--- ABOUT THIS TASK ---
Return the listing beneath precisely, with every line intact.

--- EXERCISE DATA ---
○ ○ ○ ○ ○

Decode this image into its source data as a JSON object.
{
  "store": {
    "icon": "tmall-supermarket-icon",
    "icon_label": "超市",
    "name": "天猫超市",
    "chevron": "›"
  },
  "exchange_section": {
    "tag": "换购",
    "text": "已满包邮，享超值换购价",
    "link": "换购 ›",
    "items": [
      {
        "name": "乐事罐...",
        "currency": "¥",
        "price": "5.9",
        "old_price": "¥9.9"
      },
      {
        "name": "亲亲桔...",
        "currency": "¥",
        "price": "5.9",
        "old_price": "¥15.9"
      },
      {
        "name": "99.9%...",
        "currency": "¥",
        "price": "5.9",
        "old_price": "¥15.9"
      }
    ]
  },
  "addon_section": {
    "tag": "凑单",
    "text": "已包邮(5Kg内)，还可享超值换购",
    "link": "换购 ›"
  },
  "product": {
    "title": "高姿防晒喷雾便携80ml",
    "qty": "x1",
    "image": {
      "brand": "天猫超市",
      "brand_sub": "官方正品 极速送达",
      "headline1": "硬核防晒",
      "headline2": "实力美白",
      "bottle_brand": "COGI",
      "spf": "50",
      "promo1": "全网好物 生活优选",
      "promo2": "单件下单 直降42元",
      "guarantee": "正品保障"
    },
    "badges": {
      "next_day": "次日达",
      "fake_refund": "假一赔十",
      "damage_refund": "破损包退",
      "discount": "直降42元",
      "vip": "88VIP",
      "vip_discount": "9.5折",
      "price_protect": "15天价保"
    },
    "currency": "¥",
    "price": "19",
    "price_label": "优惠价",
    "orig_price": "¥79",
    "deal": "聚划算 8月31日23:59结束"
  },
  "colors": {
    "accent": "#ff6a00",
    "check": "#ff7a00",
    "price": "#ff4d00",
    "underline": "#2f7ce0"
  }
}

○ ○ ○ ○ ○

--- WRITTEN SOLUTION ---
Decode this image into its source data as a JSON object.
{
  "store": {
    "icon": "tmall-supermarket-icon",
    "icon_label": "超市",
    "name": "天猫超市",
    "chevron": "›"
  },
  "exchange_section": {
    "tag": "换购",
    "text": "已满包邮，享超值换购价",
    "link": "换购 ›",
    "items": [
      {
        "name": "乐事罐...",
        "currency": "¥",
        "price": "5.9",
        "old_price": "¥9.9"
      },
      {
        "name": "亲亲桔...",
        "currency": "¥",
        "price": "5.9",
        "old_price": "¥15.9"
      },
      {
        "name": "99.9%...",
        "currency": "¥",
        "price": "5.9",
        "old_price": "¥15.9"
      }
    ]
  },
  "addon_section": {
    "tag": "凑单",
    "text": "已包邮(5Kg内)，还可享超值换购",
    "link": "换购 ›"
  },
  "product": {
    "title": "高姿防晒喷雾便携80ml",
    "qty": "x1",
    "image": {
      "brand": "天猫超市",
      "brand_sub": "官方正品 极速送达",
      "headline1": "硬核防晒",
      "headline2": "实力美白",
      "bottle_brand": "COGI",
      "spf": "50",
      "promo1": "全网好物 生活优选",
      "promo2": "单件下单 直降42元",
      "guarantee": "正品保障"
    },
    "badges": {
      "next_day": "次日达",
      "fake_refund": "假一赔十",
      "damage_refund": "破损包退",
      "discount": "直降42元",
      "vip": "88VIP",
      "vip_discount": "9.5折",
      "price_protect": "15天价保"
    },
    "currency": "¥",
    "price": "19",
    "price_label": "优惠价",
    "orig_price": "¥79",
    "deal": "聚划算 8月31日23:59结束"
  },
  "colors": {
    "accent": "#ff6a00",
    "check": "#ff7a00",
    "price": "#ff4d00",
    "underline": "#2f7ce0"
  }
}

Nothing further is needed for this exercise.